[Opening DATASET RECORDS section]
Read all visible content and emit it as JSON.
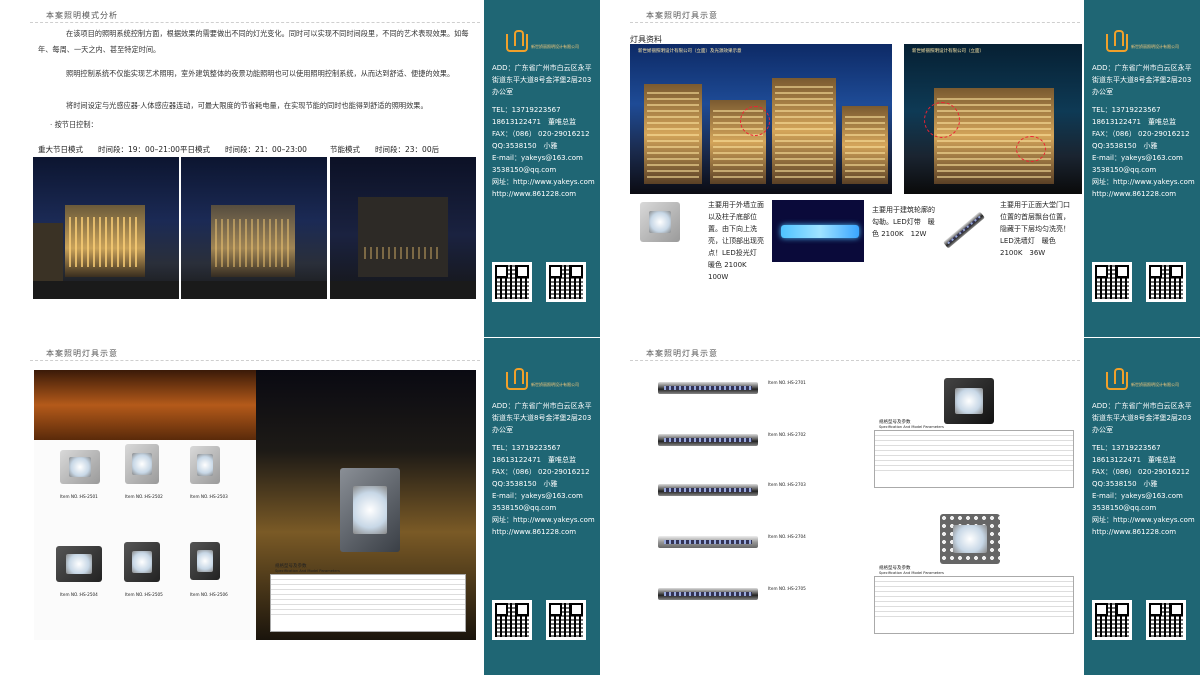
{
  "sidebar": {
    "logo_text": "新世娇丽照明设计有限公司",
    "address": "ADD：广东省广州市白云区永平街道东平大道8号金洋堡2层203办公室",
    "tel": "TEL：13719223567",
    "phone_contact": "18613122471　董唯总监",
    "fax": "FAX：（086） 020-29016212",
    "qq": "QQ:3538150　小雅",
    "email": "E-mail：yakeys@163.com",
    "email_qq": "3538150@qq.com",
    "website_label": "网址：http://www.yakeys.com",
    "website2": "http://www.861228.com"
  },
  "panel1": {
    "title": "本案照明模式分析",
    "paragraph1": "在该项目的照明系统控制方面，根据效果的需要做出不同的灯光变化。同时可以实现不同时间段里，不同的艺术表现效果。如每年、每周、一天之内、甚至特定时间。",
    "paragraph2": "照明控制系统不仅能实现艺术照明，室外建筑整体的夜景功能照明也可以使用照明控制系统，从而达到舒适、便捷的效果。",
    "paragraph3": "将时间设定与光感应器·人体感应器连动，可最大限度的节省耗电量，在实现节能的同时也能得到舒适的照明效果。",
    "paragraph4": "· 按节日控制：",
    "mode1": "重大节日模式　　时间段：19：00–21:00",
    "mode2": "平日模式　　时间段：21：00–23:00",
    "mode3": "节能模式　　时间段：23：00后"
  },
  "panel2": {
    "title": "本案照明灯具示意",
    "caption": "灯具资料",
    "photoA_caption": "新世娇丽照明设计有限公司（立面）及光源效果示意",
    "photoB_caption": "新世娇丽照明设计有限公司（立面）",
    "prod1_text": "主要用于外墙立面以及柱子底部位置。由下向上洗亮，让顶部出现亮点！LED投光灯　暖色 2100K　100W",
    "prod2_text": "主要用于建筑轮廓的勾勒。LED灯带　暖色 2100K　12W",
    "prod3_text": "主要用于正面大堂门口位置的首层飘台位置，隐藏于下层均匀洗亮！LED洗墙灯　暖色 2100K　36W"
  },
  "panel3": {
    "title": "本案照明灯具示意",
    "items": [
      "Item NO.:HS-2501",
      "Item NO.:HS-2502",
      "Item NO.:HS-2503",
      "Item NO.:HS-2504",
      "Item NO.:HS-2505",
      "Item NO.:HS-2506"
    ],
    "spec_title": "规格型号及参数",
    "spec_subtitle": "Specification And Model Parameters"
  },
  "panel4": {
    "title": "本案照明灯具示意",
    "items": [
      "Item NO.:HS-2701",
      "Item NO.:HS-2702",
      "Item NO.:HS-2703",
      "Item NO.:HS-2704",
      "Item NO.:HS-2705"
    ],
    "spec_title": "规格型号及参数",
    "spec_subtitle": "Specification And Model Parameters"
  }
}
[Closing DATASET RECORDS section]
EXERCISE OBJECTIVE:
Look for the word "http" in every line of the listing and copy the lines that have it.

RESULT FOR THIS TASK:
    "website_label": "网址：http://www.yakeys.com",
    "website2": "http://www.861228.com"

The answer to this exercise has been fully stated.